    Take the time to reflect on the experience that you have in the GP surgery, make some notes to look back on when you are writing your personal statement.

    If you would like some ideas for the sort of things to bear in mind while you are doing your work experience, then have a read of this blog, which is about this subject.

    I hope that helps.

    UniAdmissions
    Offline

    0
    ReputationRep:
    (Original post by 05113cktc)
    I think it's better to start off with four A levels (we had to pick four but we drop one after AS level) so that you can at least gain an extra grade/extra UCAS points from the AS level. If you don't think you'll get an AS in French then I wouldn't bother taking it. Are you good at English? If so, that would be a good choice as it shows analytical skills and fluency in writing. Health and social care, or psychology, may also help
    AS levels don't exist anymore so if you take four and drop one after a year you get nothing so many of us are being advised to take just three but the universities still have entry requirements which include an AS so until universities update criteria to reflect recent changes regarding A levels we don't know if we should study three or four. It's a difficult situation as we have to make the choice now. If we take three and others take four will they get the med school places over those who only took 3? I'm contacting individual universities direct and asking for clarification over this so I don't shoot myself in the foot by only choosing 3.
    • Specialist Advisor
    Offline

    2
    ReputationRep:
    Specialist Advisor
    (Original post by Neff602)
    AS levels don't exist anymore so if you take four and drop one after a year you get nothing so many of us are being advised to take just three but the universities still have entry requirements which include an AS so until universities update criteria to reflect recent changes regarding A levels we don't know if we should study three or four. It's a difficult situation as we have to make the choice now. If we take three and others take four will they get the med school places over those who only took 3? I'm contacting individual universities direct and asking for clarification over this so I don't shoot myself in the foot by only choosing 3.
    Hi Neff602

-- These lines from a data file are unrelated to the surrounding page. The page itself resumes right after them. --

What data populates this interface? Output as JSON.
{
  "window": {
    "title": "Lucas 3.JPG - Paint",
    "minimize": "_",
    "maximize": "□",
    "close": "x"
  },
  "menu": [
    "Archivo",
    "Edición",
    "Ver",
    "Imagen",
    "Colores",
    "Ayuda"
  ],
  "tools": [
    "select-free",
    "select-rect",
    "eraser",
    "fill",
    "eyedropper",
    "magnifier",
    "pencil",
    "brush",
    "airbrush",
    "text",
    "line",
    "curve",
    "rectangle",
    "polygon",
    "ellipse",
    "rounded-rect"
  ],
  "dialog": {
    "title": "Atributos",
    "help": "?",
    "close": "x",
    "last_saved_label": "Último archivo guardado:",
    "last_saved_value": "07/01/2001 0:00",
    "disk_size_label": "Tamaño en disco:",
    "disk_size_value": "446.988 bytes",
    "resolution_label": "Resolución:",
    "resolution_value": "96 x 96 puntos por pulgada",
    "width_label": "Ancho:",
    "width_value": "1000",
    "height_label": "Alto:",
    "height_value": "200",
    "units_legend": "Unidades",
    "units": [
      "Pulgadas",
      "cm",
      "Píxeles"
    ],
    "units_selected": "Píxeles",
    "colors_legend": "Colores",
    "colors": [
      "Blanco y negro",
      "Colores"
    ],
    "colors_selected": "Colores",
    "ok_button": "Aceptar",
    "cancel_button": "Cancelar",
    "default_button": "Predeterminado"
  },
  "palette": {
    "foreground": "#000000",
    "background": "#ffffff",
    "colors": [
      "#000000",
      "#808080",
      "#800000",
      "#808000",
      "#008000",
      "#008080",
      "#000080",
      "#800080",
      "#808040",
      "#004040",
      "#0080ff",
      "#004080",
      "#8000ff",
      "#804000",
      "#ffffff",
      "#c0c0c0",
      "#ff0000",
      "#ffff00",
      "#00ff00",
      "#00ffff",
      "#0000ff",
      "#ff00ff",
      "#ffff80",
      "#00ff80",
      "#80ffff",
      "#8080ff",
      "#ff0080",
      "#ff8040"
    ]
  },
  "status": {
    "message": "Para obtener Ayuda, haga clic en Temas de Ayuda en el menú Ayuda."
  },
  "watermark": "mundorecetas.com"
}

    I just wanted to say that I think that is a very wise approach. Always best to clarify with the university themselves so you know exactly what is required and make the correct choice now.

    Good luck with it all. Sounds as though you'll do great by the way you are approaching it all.

    Do give me a shout if you have any questions we can help with.

    UniAdmissions
 
 
 
  • See more of what you like on The Student Room

    You can personalise what you see on TSR. Tell us a little about yourself to get started.

  • Poll
    Would you like to hibernate through the winter months?
  • See more of what you like on The Student Room

    You can personalise what you see on TSR. Tell us a little about yourself to get started.

  • The Student Room, Get Revising and Marked by Teachers are trading names of The Student Room Group Ltd.

    Register Number: 04666380 (England and Wales), VAT No. 806 8067 22 Registered Office: International House, Queens Road, Brighton, BN1 3XE

    Quick reply
    Reputation gems: You get these gems as you gain rep from other members for making good contributions and giving helpful advice.